Home » ‘It’s a complete s***show’: Inside the franchising scandal at global cosmetic giant Laser Clinics

‘It’s a complete s***show’: Inside the franchising scandal at global cosmetic giant Laser Clinics

“Con artists”, “amateurs”, “Avoid! Avoid! Avoid!” are some of the more polite reviews that lit up social media when a global retail franchise network started closing stores with little thought for its customers who had pre-paid for services.

Laser Clinics, which offers laser hair removal, injectables and other non-surgical cosmetic treatments, first opened in Australia in 2008 and now has more than 200 clinics globally.

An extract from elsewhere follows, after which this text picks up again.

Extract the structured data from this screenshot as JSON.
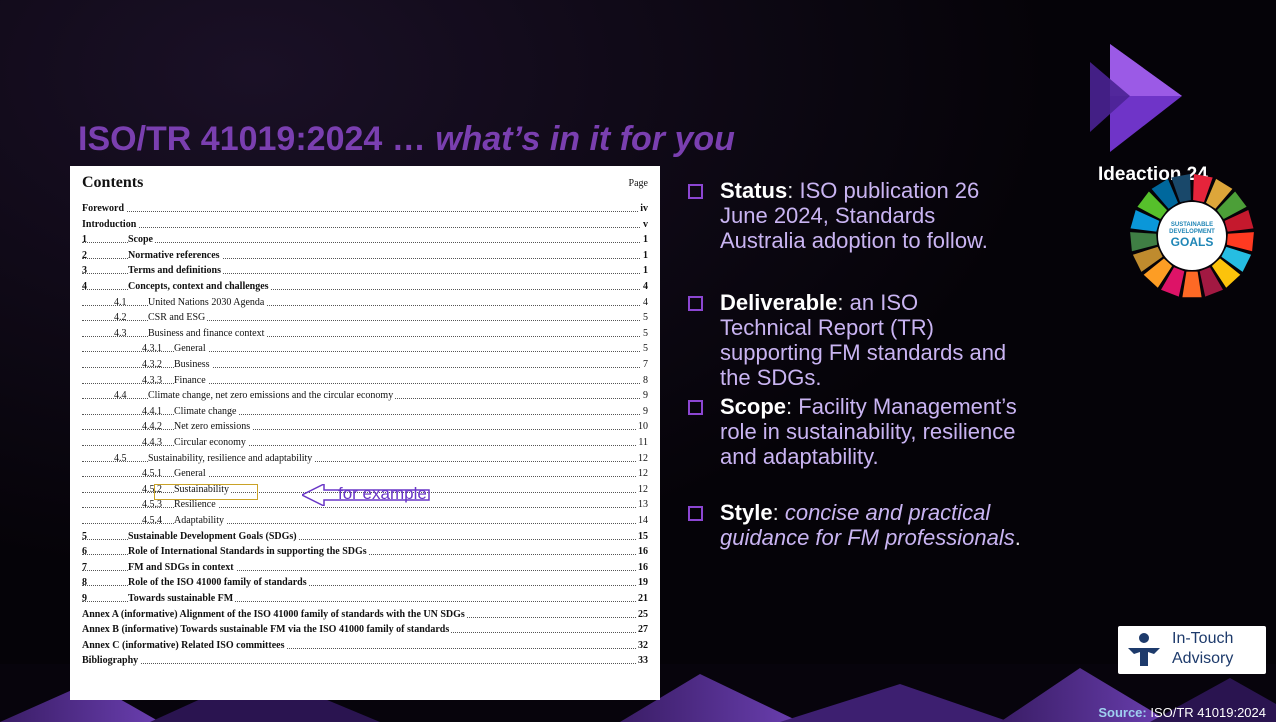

It’s battling a PR crisis as some of its UK stores close, attracting the wrath of customers on social media, in newspapers and on TV.

It comes as some franchisees threaten legal action, claiming they are being driven out of business by the owner of the franchise, private equity giant KKR, famously referred to as “barbarians at the gate”.

The Laser Clinics website includes a map with more than 100 stores in Australia, 20 in New Zealand, 50 in the UK and seven in Canada. Its Asian clinics have disappeared from the website after the franchise expanded there just a few years ago.

The business offers a range of cosmetic services including laser hair removal, injectables and other treatments.(Pexels: Polina Tankilevitch)

The bad publicity is spreading like wildfire, with one customer posting on trustpilot.com: “One after the other the clinics are closing down … This is the downfall of [the] major Australian company Laser Clinics … The customers are left with no notice of the closures, the management should refund all customers’ hard-earned money. Media has unveiled the reality about their methods of operations, so public is not duped.”

On May 8, the BBC’s popular consumer program, Watchdog on The One Show, shone a national spotlight on the situation when it interviewed a series of customers who had bought treatments in advance only to find the clinic had shut down. They said they were either told they couldn’t get a refund or advised to go to the nearest clinic that was still operating, which was an hour away by transport.

It isn’t the first time Laser Clinics has found itself at the centre of controversy.